Here's the meaning of this parable. The wall is the moral foundation of the child - it needs to be solid and built strong enough to hold the weight of the painting. The painting is the behavior of the child, something we hope looks nice and will continue to do when when no one is around to view it. The screws are whatever actions we take to try to force or manipulate the behavior to stick to the moral foundation for character. The level (for Christians) is the Bible. Most important, but unseen is the painter, God Himself. The glue is love. It needs to be spread liberally, but also needs at times to be firm. It needs to be consistent, and it takes time to apply. The foundation itself cannot be neglected. The putty is forgiveness and forbearance. Screws do have a place, but keep them small and don't over-tighten them. (And for goodness sake man, put down the nail gun!!)

Wednesday, January 13, 2010

Servant Leadership Principles from Jesus

Matthew 20:20-28 is a vivid portrayal of servant leadership.
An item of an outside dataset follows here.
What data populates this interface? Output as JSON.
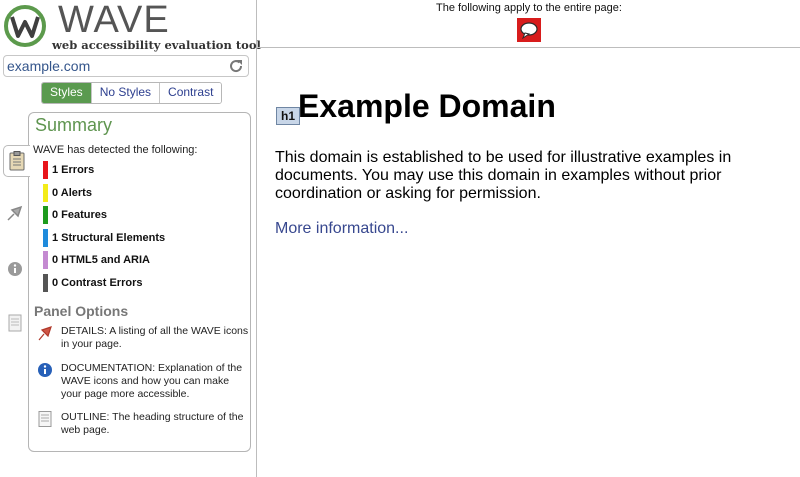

When Jesus disciples seek positions of 'power' in His ministry, he plants in their minds the seeds of what it means to be a servant leader, in preparation for the visible demonstration they are going to see in the Upper Room with washing of their feet.
Jesus called them together and said, "You know that the rulers of the Gentiles lord it over them, and their high officials exercise authority over them. Not so with you. Instead, whoever wants to become great among you must be your servant, and whoever wants to be first must be your slave— just as the Son of Man did not come to be served, but to serve, and to give his life as a ransom for many." (Mt 20:25-28, NIV)
Looking more closely at the passage, there are several other key principles for servant leadership:
  • He explicitly asked "What do you want (from me)?" rather than assuming what they want. He did this even for blind and sick people.
  • He engaged his followers in dialogue that caused them to think ("Can you drink the cup...")
  • He worked with their response (again, as He did repeatedly, e.g. feeding of 5000), which both validated them, showing respect, and helping to seal in the learning
  • He explained the reasons for His decisions, not just a "No." The reason is, he wants them not just to obey, but constantly wants them to learn. Sharing the "why" behind as many decisions as possible is crucial I think for a mentoring leader.
  • He nipped conflict in the bud!  He was in contact with His people enough to know there was grumbling, and He addressed it immediately.
  • He went one further (as usual), going beyond the specific to the general. He introduced the bigger principle of servant leadership, for which He Himself was a model ("just as the Son of Man...")
  • Despite a great job engaging and teaching, he didn't let it sit there. He pushed forward all the way to a heartfelt command - Not so with you!  He provided a contrast between a don't-do word picture (Gentile lords) and one to emulate (servant/slave)
  • He does NOT discourage ambition - there's nothing wrong with wanting to be great, with being a leader, with getting things done. Jesus specified the path to greatness, He didn't block it off.
Not so with you?  By this he is absolutely inverting the idea of what it means to be a leader, and of greatness, completely upside down, in a way that had never been seen before. The ultimate great person, became the most unselfish servant to all, even those who rejected Him. His call here was for a radical transformation of perspective of leadership - a change that if internalized and carried out by us as followers would do tremendous things to build both trust and community, and ultimately, effectiveness.